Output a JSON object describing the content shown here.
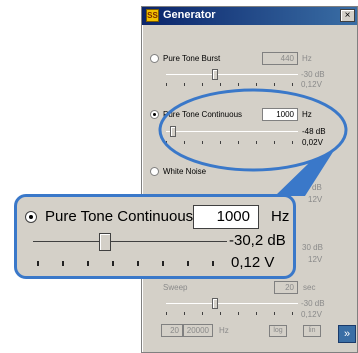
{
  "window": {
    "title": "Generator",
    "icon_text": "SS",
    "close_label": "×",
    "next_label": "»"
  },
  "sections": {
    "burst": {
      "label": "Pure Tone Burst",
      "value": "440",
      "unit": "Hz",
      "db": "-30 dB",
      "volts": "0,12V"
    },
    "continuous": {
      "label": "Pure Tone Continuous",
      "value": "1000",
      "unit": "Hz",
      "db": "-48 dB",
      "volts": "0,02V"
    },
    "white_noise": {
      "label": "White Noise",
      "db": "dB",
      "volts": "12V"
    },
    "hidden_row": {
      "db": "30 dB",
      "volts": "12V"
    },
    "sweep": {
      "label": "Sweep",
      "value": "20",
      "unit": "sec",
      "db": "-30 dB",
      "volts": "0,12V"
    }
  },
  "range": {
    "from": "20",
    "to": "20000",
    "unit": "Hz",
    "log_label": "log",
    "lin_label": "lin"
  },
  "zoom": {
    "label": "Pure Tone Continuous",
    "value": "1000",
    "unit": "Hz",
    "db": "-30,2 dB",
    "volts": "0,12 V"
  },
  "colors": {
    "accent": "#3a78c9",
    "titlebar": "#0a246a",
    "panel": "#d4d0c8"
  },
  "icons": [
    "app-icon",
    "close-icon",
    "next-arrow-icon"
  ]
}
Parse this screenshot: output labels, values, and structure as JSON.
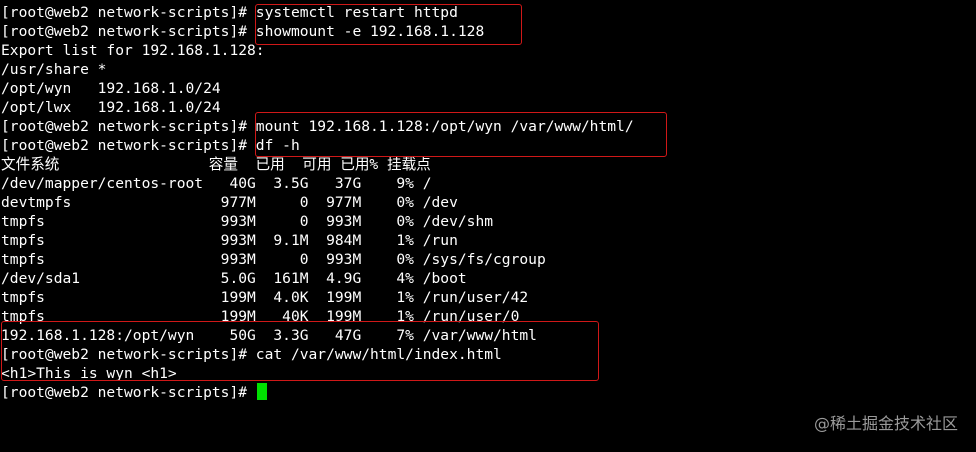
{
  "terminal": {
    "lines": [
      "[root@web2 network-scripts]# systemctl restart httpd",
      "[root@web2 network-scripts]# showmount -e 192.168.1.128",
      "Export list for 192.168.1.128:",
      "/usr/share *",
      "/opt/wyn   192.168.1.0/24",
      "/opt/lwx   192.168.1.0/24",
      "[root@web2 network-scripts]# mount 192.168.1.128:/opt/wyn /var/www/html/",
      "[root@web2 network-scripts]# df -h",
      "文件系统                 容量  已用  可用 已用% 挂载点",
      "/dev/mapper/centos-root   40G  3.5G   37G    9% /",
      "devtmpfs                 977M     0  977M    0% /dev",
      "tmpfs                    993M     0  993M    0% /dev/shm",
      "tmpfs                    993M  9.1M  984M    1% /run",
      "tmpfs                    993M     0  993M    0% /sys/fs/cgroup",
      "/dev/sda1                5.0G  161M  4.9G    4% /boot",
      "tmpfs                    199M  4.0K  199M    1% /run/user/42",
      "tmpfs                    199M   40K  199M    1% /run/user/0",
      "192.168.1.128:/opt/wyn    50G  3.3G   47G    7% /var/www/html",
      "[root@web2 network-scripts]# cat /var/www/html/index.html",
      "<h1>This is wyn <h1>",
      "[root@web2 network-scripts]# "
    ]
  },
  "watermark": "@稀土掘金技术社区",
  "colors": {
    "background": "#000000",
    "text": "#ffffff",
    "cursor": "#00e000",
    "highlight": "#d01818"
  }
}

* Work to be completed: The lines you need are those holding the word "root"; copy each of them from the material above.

* The answer:
      "[root@web2 network-scripts]# systemctl restart httpd",
      "[root@web2 network-scripts]# showmount -e 192.168.1.128",
      "[root@web2 network-scripts]# mount 192.168.1.128:/opt/wyn /var/www/html/",
      "[root@web2 network-scripts]# df -h",
      "/dev/mapper/centos-root   40G  3.5G   37G    9% /",
      "[root@web2 network-scripts]# cat /var/www/html/index.html",
      "[root@web2 network-scripts]# "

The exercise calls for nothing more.